RC (MHi: C. P. Cranch Papers); addressed: “Miss Eliza Cranch Millton”; endorsed: “Nov 1782 AA” and “83 Jan AA.”
{ 33 }
1. Since the first part of the letter was written on a Saturday evening shortly before the third anniversary of JA's departure for Europe on 13 Nov. 1779, as AA2 explains below, a likely date would be 9 November.
2. Henry Warren, fourth son of James and Mercy Otis Warren.
3. Henry MacKenzie wrote Julia de Roubigné, an epistolary novel, in 1777 (DNB) .
4. Probably Eunice Paine, unmarried but old enough (two years older than JA) to be called “madam” (see vol. 1:30, and note 1), and Royall Tyler. Tyler would soon figure prominently in AA's letters, and in AA2's life (AA to JA, 23 Dec., note 4, below).

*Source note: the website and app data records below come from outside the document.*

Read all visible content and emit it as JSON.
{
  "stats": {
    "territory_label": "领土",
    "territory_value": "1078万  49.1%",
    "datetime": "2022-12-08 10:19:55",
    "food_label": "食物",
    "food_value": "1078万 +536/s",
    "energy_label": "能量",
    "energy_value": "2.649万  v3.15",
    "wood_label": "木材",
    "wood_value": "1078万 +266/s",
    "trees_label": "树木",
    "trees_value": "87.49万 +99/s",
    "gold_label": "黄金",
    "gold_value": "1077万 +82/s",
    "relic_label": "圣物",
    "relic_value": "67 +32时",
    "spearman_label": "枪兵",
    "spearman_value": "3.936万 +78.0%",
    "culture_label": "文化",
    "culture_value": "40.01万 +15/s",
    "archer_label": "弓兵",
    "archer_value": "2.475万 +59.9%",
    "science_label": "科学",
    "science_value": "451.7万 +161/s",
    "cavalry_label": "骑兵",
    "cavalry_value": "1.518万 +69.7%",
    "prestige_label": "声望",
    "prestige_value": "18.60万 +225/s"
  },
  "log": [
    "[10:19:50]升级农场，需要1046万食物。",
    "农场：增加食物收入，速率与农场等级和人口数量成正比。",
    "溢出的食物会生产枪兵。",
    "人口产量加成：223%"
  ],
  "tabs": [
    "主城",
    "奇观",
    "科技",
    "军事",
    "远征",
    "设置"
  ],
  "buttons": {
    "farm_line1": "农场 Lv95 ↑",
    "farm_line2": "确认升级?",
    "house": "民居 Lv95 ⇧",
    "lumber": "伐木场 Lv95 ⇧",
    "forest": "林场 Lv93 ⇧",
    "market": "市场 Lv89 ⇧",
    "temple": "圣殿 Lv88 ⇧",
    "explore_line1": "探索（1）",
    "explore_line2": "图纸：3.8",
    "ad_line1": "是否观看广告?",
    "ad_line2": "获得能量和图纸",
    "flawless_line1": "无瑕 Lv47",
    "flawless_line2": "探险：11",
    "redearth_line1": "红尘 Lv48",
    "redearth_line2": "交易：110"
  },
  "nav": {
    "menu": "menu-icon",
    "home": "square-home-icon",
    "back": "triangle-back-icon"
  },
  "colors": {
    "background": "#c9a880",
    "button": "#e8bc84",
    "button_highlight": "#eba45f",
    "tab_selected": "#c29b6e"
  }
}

5. In a brief undated letter written to Elizabeth Cranch from Hingham, probably in 1782 (MHi: C. P. Cranch Papers), AA2 concluded with an even firmer command: “Do not let aney body see this but burn it as soon as read.”
Cite web page as: Founding Families: Digital Editions of the Papers of the Winthrops and the Adamses, ed.C. James Taylor. Boston: Massachusetts Historical Society, 2014.
http://www.masshist.org/apde2/